__Task brief__: Restating the data word for word is all that is required.
● ● ●
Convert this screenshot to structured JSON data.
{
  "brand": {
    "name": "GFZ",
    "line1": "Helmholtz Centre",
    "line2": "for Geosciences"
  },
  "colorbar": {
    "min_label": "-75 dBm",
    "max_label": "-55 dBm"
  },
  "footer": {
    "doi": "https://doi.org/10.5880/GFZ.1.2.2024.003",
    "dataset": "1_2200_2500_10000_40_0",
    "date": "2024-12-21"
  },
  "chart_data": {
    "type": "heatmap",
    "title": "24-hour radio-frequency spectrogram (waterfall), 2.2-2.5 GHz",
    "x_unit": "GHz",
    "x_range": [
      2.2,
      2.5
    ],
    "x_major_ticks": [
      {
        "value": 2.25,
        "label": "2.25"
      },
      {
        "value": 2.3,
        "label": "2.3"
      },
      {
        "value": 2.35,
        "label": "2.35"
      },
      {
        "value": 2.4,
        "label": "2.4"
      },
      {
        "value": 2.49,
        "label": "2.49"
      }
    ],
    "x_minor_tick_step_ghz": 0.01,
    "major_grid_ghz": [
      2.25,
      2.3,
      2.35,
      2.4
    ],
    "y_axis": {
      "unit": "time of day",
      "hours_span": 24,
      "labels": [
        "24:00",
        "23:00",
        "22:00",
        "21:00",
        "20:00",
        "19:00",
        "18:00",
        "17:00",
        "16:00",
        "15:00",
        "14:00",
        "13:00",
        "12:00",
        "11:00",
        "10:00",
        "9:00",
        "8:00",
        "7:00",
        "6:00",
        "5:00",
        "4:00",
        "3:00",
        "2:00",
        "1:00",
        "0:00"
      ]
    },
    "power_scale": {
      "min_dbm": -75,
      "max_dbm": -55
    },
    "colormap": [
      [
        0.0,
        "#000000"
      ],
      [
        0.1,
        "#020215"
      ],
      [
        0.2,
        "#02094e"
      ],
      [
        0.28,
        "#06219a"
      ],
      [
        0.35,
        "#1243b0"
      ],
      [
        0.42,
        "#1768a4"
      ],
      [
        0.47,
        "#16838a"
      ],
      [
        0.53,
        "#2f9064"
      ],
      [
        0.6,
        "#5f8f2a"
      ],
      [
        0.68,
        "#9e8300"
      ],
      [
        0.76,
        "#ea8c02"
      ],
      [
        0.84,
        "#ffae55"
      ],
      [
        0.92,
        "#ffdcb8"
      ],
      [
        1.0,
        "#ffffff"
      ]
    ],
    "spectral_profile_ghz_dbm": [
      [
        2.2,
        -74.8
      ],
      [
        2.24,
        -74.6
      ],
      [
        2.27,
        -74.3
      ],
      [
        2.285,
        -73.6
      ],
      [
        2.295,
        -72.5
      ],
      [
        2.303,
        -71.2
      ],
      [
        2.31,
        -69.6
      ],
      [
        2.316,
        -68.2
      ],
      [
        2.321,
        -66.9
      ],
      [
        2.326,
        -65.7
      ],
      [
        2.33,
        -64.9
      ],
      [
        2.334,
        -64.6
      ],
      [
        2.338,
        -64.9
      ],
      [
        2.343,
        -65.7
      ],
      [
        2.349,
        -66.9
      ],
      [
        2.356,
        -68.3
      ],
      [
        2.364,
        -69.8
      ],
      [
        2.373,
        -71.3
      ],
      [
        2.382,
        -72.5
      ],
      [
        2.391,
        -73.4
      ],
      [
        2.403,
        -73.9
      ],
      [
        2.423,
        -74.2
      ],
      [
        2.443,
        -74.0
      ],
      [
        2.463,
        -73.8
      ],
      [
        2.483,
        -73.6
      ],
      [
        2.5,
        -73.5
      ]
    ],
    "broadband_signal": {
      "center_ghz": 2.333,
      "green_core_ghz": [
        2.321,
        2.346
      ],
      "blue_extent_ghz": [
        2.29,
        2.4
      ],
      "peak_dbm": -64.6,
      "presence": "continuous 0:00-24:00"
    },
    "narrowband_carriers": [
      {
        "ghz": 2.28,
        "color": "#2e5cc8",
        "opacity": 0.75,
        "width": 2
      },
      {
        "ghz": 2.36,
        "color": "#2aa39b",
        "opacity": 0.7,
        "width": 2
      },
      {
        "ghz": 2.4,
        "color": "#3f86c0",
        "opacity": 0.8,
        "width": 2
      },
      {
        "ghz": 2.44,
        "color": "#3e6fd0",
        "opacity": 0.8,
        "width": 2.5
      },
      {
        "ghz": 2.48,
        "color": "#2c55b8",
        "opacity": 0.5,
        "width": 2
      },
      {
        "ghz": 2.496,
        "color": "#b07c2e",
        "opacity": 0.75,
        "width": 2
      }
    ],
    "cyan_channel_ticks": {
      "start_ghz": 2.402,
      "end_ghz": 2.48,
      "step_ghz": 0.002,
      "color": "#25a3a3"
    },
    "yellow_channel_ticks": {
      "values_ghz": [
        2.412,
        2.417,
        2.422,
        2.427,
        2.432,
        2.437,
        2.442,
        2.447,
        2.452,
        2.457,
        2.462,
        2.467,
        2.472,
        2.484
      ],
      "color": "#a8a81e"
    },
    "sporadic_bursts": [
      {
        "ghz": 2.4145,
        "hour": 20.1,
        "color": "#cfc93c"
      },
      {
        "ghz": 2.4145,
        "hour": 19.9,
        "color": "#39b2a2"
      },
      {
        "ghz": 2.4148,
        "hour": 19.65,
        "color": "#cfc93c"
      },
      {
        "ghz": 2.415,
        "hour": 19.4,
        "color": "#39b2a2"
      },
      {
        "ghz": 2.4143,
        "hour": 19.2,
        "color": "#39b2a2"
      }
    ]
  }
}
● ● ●
__Exercise answer__:
Convert this screenshot to structured JSON data.
{
  "brand": {
    "name": "GFZ",
    "line1": "Helmholtz Centre",
    "line2": "for Geosciences"
  },
  "colorbar": {
    "min_label": "-75 dBm",
    "max_label": "-55 dBm"
  },
  "footer": {
    "doi": "https://doi.org/10.5880/GFZ.1.2.2024.003",
    "dataset": "1_2200_2500_10000_40_0",
    "date": "2024-12-21"
  },
  "chart_data": {
    "type": "heatmap",
    "title": "24-hour radio-frequency spectrogram (waterfall), 2.2-2.5 GHz",
    "x_unit": "GHz",
    "x_range": [
      2.2,
      2.5
    ],
    "x_major_ticks": [
      {
        "value": 2.25,
        "label": "2.25"
      },
      {
        "value": 2.3,
        "label": "2.3"
      },
      {
        "value": 2.35,
        "label": "2.35"
      },
      {
        "value": 2.4,
        "label": "2.4"
      },
      {
        "value": 2.49,
        "label": "2.49"
      }
    ],
    "x_minor_tick_step_ghz": 0.01,
    "major_grid_ghz": [
      2.25,
      2.3,
      2.35,
      2.4
    ],
    "y_axis": {
      "unit": "time of day",
      "hours_span": 24,
      "labels": [
        "24:00",
        "23:00",
        "22:00",
        "21:00",
        "20:00",
        "19:00",
        "18:00",
        "17:00",
        "16:00",
        "15:00",
        "14:00",
        "13:00",
        "12:00",
        "11:00",
        "10:00",
        "9:00",
        "8:00",
        "7:00",
        "6:00",
        "5:00",
        "4:00",
        "3:00",
        "2:00",
        "1:00",
        "0:00"
      ]
    },
    "power_scale": {
      "min_dbm": -75,
      "max_dbm": -55
    },
    "colormap": [
      [
        0.0,
        "#000000"
      ],
      [
        0.1,
        "#020215"
      ],
      [
        0.2,
        "#02094e"
      ],
      [
        0.28,
        "#06219a"
      ],
      [
        0.35,
        "#1243b0"
      ],
      [
        0.42,
        "#1768a4"
      ],
      [
        0.47,
        "#16838a"
      ],
      [
        0.53,
        "#2f9064"
      ],
      [
        0.6,
        "#5f8f2a"
      ],
      [
        0.68,
        "#9e8300"
      ],
      [
        0.76,
        "#ea8c02"
      ],
      [
        0.84,
        "#ffae55"
      ],
      [
        0.92,
        "#ffdcb8"
      ],
      [
        1.0,
        "#ffffff"
      ]
    ],
    "spectral_profile_ghz_dbm": [
      [
        2.2,
        -74.8
      ],
      [
        2.24,
        -74.6
      ],
      [
        2.27,
        -74.3
      ],
      [
        2.285,
        -73.6
      ],
      [
        2.295,
        -72.5
      ],
      [
        2.303,
        -71.2
      ],
      [
        2.31,
        -69.6
      ],
      [
        2.316,
        -68.2
      ],
      [
        2.321,
        -66.9
      ],
      [
        2.326,
        -65.7
      ],
      [
        2.33,
        -64.9
      ],
      [
        2.334,
        -64.6
      ],
      [
        2.338,
        -64.9
      ],
      [
        2.343,
        -65.7
      ],
      [
        2.349,
        -66.9
      ],
      [
        2.356,
        -68.3
      ],
      [
        2.364,
        -69.8
      ],
      [
        2.373,
        -71.3
      ],
      [
        2.382,
        -72.5
      ],
      [
        2.391,
        -73.4
      ],
      [
        2.403,
        -73.9
      ],
      [
        2.423,
        -74.2
      ],
      [
        2.443,
        -74.0
      ],
      [
        2.463,
        -73.8
      ],
      [
        2.483,
        -73.6
      ],
      [
        2.5,
        -73.5
      ]
    ],
    "broadband_signal": {
      "center_ghz": 2.333,
      "green_core_ghz": [
        2.321,
        2.346
      ],
      "blue_extent_ghz": [
        2.29,
        2.4
      ],
      "peak_dbm": -64.6,
      "presence": "continuous 0:00-24:00"
    },
    "narrowband_carriers": [
      {
        "ghz": 2.28,
        "color": "#2e5cc8",
        "opacity": 0.75,
        "width": 2
      },
      {
        "ghz": 2.36,
        "color": "#2aa39b",
        "opacity": 0.7,
        "width": 2
      },
      {
        "ghz": 2.4,
        "color": "#3f86c0",
        "opacity": 0.8,
        "width": 2
      },
      {
        "ghz": 2.44,
        "color": "#3e6fd0",
        "opacity": 0.8,
        "width": 2.5
      },
      {
        "ghz": 2.48,
        "color": "#2c55b8",
        "opacity": 0.5,
        "width": 2
      },
      {
        "ghz": 2.496,
        "color": "#b07c2e",
        "opacity": 0.75,
        "width": 2
      }
    ],
    "cyan_channel_ticks": {
      "start_ghz": 2.402,
      "end_ghz": 2.48,
      "step_ghz": 0.002,
      "color": "#25a3a3"
    },
    "yellow_channel_ticks": {
      "values_ghz": [
        2.412,
        2.417,
        2.422,
        2.427,
        2.432,
        2.437,
        2.442,
        2.447,
        2.452,
        2.457,
        2.462,
        2.467,
        2.472,
        2.484
      ],
      "color": "#a8a81e"
    },
    "sporadic_bursts": [
      {
        "ghz": 2.4145,
        "hour": 20.1,
        "color": "#cfc93c"
      },
      {
        "ghz": 2.4145,
        "hour": 19.9,
        "color": "#39b2a2"
      },
      {
        "ghz": 2.4148,
        "hour": 19.65,
        "color": "#cfc93c"
      },
      {
        "ghz": 2.415,
        "hour": 19.4,
        "color": "#39b2a2"
      },
      {
        "ghz": 2.4143,
        "hour": 19.2,
        "color": "#39b2a2"
      }
    ]
  }
}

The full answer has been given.